Self-care is a skill that is fundamental to our lives. Most of us are aware that simple things like excising, eating, and resting are nonnegotiable, but you might be surprised on the amount of people that “don’t have time” to get these things accomplished. I’m here to tell you that it is absolutely necessary to make time for the most important person in this world—you. Take a day off to clear the clutter in your mind by cleaning and organizing your dorm. Take a break from all the work and stress that you put on yourself and treat yourself. Do a face mask, paint your nails, or eat ice cream for breakfast. Your well-being is the foundation for everything else, and it is essential to give back to yourself in order to be your best self.

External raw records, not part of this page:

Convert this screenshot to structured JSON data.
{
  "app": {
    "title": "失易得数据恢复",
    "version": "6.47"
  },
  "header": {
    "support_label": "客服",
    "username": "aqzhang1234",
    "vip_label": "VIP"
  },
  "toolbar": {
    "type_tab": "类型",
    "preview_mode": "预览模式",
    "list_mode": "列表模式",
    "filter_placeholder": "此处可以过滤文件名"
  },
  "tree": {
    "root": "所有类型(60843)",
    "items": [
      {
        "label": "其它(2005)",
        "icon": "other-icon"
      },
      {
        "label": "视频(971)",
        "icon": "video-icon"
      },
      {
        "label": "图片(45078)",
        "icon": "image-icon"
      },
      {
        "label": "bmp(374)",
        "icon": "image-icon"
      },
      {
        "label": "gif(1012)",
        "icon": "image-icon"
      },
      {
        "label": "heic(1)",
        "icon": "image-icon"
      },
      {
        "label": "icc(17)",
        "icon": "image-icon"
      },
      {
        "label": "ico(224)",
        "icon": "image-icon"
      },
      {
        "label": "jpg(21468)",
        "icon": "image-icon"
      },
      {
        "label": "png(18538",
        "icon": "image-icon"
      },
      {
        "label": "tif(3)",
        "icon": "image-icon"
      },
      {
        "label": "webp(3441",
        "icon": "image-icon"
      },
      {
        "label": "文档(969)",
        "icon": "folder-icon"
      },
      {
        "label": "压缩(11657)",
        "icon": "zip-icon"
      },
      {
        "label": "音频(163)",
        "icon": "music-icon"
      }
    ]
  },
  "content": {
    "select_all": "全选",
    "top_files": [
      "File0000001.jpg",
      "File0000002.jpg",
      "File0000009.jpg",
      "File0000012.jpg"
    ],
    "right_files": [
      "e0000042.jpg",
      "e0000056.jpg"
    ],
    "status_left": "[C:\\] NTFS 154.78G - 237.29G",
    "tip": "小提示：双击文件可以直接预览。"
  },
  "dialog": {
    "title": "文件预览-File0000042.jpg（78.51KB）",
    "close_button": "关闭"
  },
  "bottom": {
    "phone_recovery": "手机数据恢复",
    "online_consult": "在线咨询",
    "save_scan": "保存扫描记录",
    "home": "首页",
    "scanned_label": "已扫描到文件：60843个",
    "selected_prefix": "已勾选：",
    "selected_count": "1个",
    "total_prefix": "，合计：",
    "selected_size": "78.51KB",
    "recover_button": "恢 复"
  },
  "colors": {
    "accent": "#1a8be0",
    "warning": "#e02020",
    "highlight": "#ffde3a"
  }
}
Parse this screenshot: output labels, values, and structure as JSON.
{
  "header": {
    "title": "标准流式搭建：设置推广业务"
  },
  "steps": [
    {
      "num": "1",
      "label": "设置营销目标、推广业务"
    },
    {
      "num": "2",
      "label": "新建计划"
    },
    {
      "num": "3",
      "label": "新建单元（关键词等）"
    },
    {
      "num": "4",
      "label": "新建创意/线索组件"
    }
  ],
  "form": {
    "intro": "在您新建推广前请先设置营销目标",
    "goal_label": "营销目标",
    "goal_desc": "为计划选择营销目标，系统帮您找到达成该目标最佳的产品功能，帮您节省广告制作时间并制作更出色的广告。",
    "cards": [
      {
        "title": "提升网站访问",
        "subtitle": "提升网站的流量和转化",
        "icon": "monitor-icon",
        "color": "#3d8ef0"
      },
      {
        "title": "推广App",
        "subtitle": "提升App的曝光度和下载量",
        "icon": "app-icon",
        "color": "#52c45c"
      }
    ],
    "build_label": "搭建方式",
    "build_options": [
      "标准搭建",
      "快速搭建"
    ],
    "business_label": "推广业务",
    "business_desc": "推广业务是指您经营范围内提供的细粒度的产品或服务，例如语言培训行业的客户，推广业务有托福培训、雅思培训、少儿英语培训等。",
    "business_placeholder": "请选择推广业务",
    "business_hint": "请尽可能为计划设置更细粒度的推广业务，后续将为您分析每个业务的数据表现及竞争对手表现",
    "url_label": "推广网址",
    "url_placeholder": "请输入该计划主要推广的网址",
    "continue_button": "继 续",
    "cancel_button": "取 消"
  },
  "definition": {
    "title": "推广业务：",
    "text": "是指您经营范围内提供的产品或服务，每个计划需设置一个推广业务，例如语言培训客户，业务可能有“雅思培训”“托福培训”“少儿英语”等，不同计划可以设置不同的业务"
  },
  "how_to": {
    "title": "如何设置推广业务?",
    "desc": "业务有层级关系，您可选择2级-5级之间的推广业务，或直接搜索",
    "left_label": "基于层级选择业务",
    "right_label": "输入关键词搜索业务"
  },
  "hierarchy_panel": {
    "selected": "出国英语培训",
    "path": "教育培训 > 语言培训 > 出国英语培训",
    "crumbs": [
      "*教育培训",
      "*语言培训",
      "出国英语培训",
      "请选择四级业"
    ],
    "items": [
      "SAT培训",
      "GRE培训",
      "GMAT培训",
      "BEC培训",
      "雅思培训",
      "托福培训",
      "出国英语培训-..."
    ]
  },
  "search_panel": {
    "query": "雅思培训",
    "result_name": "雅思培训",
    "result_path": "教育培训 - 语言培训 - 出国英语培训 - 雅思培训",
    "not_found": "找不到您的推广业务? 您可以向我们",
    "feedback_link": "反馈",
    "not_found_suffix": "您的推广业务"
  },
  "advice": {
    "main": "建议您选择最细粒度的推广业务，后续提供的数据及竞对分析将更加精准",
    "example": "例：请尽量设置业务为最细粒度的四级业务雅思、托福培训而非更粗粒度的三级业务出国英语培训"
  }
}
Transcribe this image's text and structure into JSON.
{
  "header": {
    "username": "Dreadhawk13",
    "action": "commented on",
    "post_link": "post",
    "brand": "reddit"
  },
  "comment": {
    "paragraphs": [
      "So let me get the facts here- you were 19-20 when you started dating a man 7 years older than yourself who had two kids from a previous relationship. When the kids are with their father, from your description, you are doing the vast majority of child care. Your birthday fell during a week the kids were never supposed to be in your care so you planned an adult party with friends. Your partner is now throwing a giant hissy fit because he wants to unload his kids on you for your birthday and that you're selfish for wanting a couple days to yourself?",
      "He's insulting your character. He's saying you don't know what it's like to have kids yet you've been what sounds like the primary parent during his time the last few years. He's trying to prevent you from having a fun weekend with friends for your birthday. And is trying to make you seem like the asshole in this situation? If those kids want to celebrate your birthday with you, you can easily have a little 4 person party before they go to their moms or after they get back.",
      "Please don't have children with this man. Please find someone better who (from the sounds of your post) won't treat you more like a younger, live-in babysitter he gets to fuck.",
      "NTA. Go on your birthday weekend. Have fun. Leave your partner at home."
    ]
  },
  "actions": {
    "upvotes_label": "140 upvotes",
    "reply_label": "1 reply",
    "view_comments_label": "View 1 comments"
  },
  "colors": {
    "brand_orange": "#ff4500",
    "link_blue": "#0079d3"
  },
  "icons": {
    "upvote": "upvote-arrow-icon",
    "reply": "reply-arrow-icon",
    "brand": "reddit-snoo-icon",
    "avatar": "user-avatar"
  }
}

College will Come; Enjoy the Summer!
You’ve worked so hard to get to where you are now, it’s absolutely necessary to enjoy some time off between school. Don’t worry about choosing a roommate immediately, having the perfect schedule, or hurrying to make three hundred friends before you even step on campus. There are things you have to do before you come to Customs Week in August—outlined, of course, in these wonderful newsletters!—but take a breath, it will be fine. Transitioning to college takes time; it can’t be done purely through meticulous planning. Don’t be afraid to reach out to resources such as Deans and Peer Mentor Services, but know that you’re going to be fine. Seriously.
There is an Awesome Support System Here
Dear Class of 2022,
I'd like to share one thing that I wish someone had told me before I started school. I was so worried about leaving my support system behind. I live 6 hours away and I was like "What am I going to do?" But then I came to realize that there is an awesome support system here. Your professors, classmates, deans, staff and faculty all love you. They want you to succeed and do your best. You're never alone. Even when you feel like you have no one to lean on, just look at all the people on campus. So many people will want to know you. Everyone is so nice and they will support you. So, don't worry too much about that. You won't be losing the support you had at home. Instead, you'll be gaining more.
—Ilianny Grullon '21
Advice about Roommates: Honesty is the Best Policy
It can be super difficult living with another person (or even people), especially if you have never shared a room before. But, you can make your life easier if you are just honest with your roommate(s)! So, I recommend filling out the housing application as truthfully as possible—even mentioning all of your annoying habits if you have to. When you actually move in and meet your roommate, it is best to have a clear understanding of your boundaries so your roommate agreement can reflect that. Also, you don’t have to be best friends with them if you don’t want to! But that doesn't mean you can’t have a strong roommate relationship.